An often overlooked and underestimated edition of SQL Server, the Express Edition superceded the SQL Server 2000 MSDE (Microsoft Data Engine) edition.  Introduced with the SQL Server 2005 lineup, this edition allowed applications requiring a small data store to be distrubuted without incurring the cost of a higher-end SQL Server licence.  At the time of writing, an SQL Server 2008 R2 Standard Edition licence costs $2,607 (€1,840) for a server and 10 user cal or $7,525 (€5,313) for a single processor (with unlimited users) licence.  This cost might cause quite a dent in an organisations’s initial budget.

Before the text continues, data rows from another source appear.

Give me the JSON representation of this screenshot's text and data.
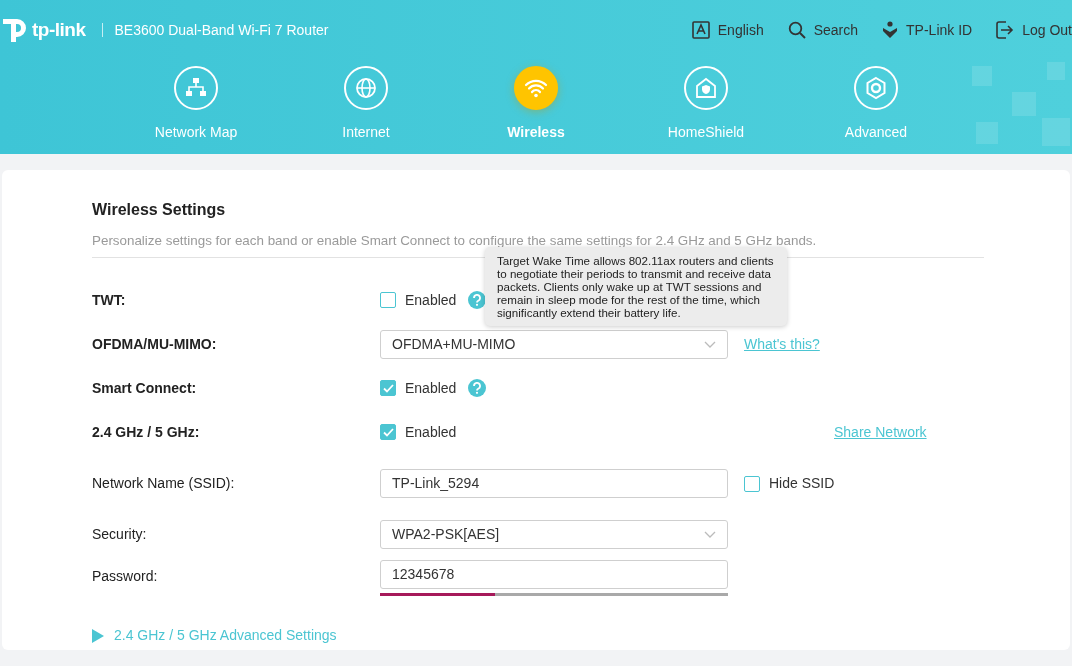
{
  "header": {
    "logo": "tp-link",
    "model": "BE3600 Dual-Band Wi-Fi 7 Router",
    "top_links": [
      {
        "kind": "language",
        "label": "English"
      },
      {
        "kind": "search",
        "label": "Search"
      },
      {
        "kind": "account",
        "label": "TP-Link ID"
      },
      {
        "kind": "logout",
        "label": "Log Out"
      }
    ],
    "nav": [
      {
        "kind": "network",
        "label": "Network Map",
        "selected": false
      },
      {
        "kind": "globe",
        "label": "Internet",
        "selected": false
      },
      {
        "kind": "wifi",
        "label": "Wireless",
        "selected": true
      },
      {
        "kind": "shield",
        "label": "HomeShield",
        "selected": false
      },
      {
        "kind": "gear",
        "label": "Advanced",
        "selected": false
      }
    ]
  },
  "section": {
    "title": "Wireless Settings",
    "description": "Personalize settings for each band or enable Smart Connect to configure the same settings for 2.4 GHz and 5 GHz bands.",
    "rows": [
      {
        "kind": "checkbox",
        "label": "TWT:",
        "bold": true,
        "option": "Enabled",
        "checked": false,
        "help": true
      },
      {
        "kind": "select",
        "label": "OFDMA/MU-MIMO:",
        "bold": true,
        "value": "OFDMA+MU-MIMO",
        "link": "What's this?"
      },
      {
        "kind": "checkbox",
        "label": "Smart Connect:",
        "bold": true,
        "option": "Enabled",
        "checked": true,
        "help": true
      },
      {
        "kind": "checkbox",
        "label": "2.4 GHz / 5 GHz:",
        "bold": true,
        "option": "Enabled",
        "checked": true,
        "help": false,
        "link": "Share Network"
      },
      {
        "kind": "input",
        "label": "Network Name (SSID):",
        "bold": false,
        "value": "TP-Link_5294",
        "side_option": "Hide SSID",
        "side_checked": false
      },
      {
        "kind": "select",
        "label": "Security:",
        "bold": false,
        "value": "WPA2-PSK[AES]"
      },
      {
        "kind": "password",
        "label": "Password:",
        "bold": false,
        "value": "12345678",
        "level": 0.33
      }
    ],
    "advanced": "2.4 GHz / 5 GHz Advanced Settings",
    "tooltip": "Target Wake Time allows 802.11ax routers and clients to negotiate their periods to transmit and receive data packets. Clients only wake up at TWT sessions and remain in sleep mode for the rest of the time, which significantly extend their battery life."
  }
}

NOTE: Prices mentioned above have been obtained from the Microsoft Store Online.

The MSDE and SQL Server 2005 versions of this DBMS had certain limitations which, in a highly used system, could be easily reached.  The major limitations are on the CPU, Memory and Database size resources as shown in the below table.

SQL Server 2005 and 2008 Express Edition

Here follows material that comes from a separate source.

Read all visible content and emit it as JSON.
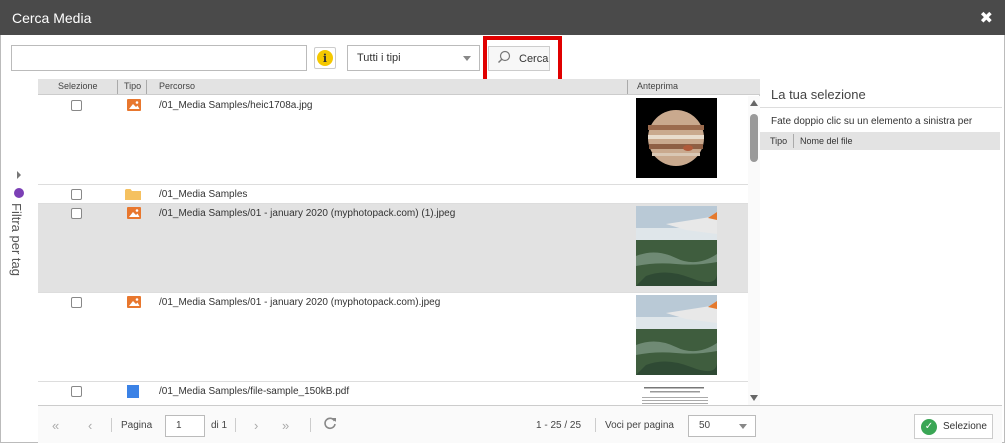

Resource Limit
Memory 1 GB
Maximum Database Size 4 GB

In SQL Server 2008 R2 the maximum database size limit for the Express Edition was increased to 10 GB.  This might seem like a heft increase in alowable storage space however this limit can be reached quite quickly if the database design allows for “waste”.  This subject will be covered in a future post, but as an introduction consider this.  In a table which will store person names, surnames, date of birth, date of death, a unique idetifier (not GUID), and a unique key, consider the following comparison.

Scenario 1

Column | Data Type | Storage Space (bytes) —— | ——— | ——————–: Unique Key | int | 4 Name | varchar(100) | 102 Surname | varchar(100) | 102 Date of Birth | datetime | 8 Date of Death | datetime | 8 Unique Identifier | varchar(10) | 12 Row size | | 236  

Scenario 2

Column Data Type Storage Space (bytes)
Unique Key int 4
Name varchar(100) 102
Surname varchar(100) 102
Date of Birth date 3
Date of Death date 3
Unique Identifier char(10) 10
Row size   224

Although the above difference might not appear “that” large, in a table with millions of rows a difference of 12 bytes on every row will make a difference on storage space, performance to name a few.  One might argue that storage space is cheap, and that with the advent of solid state disks performance won’t be an issue.  In that case I urge you to read an excellent article by Solomon Rutzky titled Disk Is Cheap! ORLY?.  You might also want to read through my earlier posts titled Estimating the Size of an SQL Server Database and Using GUIDs as Primary Keys, or not.

Back to the SQL Server 2008 R2 Express Edition topic.  The 10 GB database limit will be consumed pretty quickly if the application stores binary data such as JPGs, PDFs, etc. in the database structure.  This is where the FILESTREAM Storage in SQL Server 2008 feature comes in handy in such cases.  Without going too deeply into the architecture and configuration fo this feature, it is basically used to store unstructured (binary) data as mentioned above.  One of the benefits of this feature is that although the unstructured data is stored outside the database files, it offers the identical ACID properties as other database transactions.  Another benefit is that the files can be stored on compressed disk volumes, which translates into further space savings.  There are other benefits such as that implementing this feature allows applications to take advantage of the streaming capabilities of NT File System, or that the maximum file size stored into a FILESTREAM data storage is limited by the size of the disk volume, but I won’t go any further.

What relation does this have to this post about SQL Server 2008 R2 Express Edition?  The FILESTREAM feature is available with this Edition too.  I mentioned earlier that the maximum storage size has been upped to 10 GB per database.  This limitation however does not apply to the FILESTREAM data stored in an SQL Server Express database!

Considering that the maximum number of dataabses that an SQL Server instance can host is 32,767 (see Maximum Capacity Specifications for SQL Server) a database developer or DBA can with some ingenuity make organise the application’s data into separate databases.

A downside of an Express Edition is that the SQL Server Agent Service is missing, however this functionality can be (creatively) replaced using Windows Scheduled Tasks and scripting using SQLCMD commands, Powershell, or SMO.

Once the organisation’s requirements exceed the limitations of the Express Edition, this can be upgraded easily to one of the higher editions.

For a full comparison of the SQL Server 2008 R2 Editions please visit the Microsoft SQL Server Database Management System.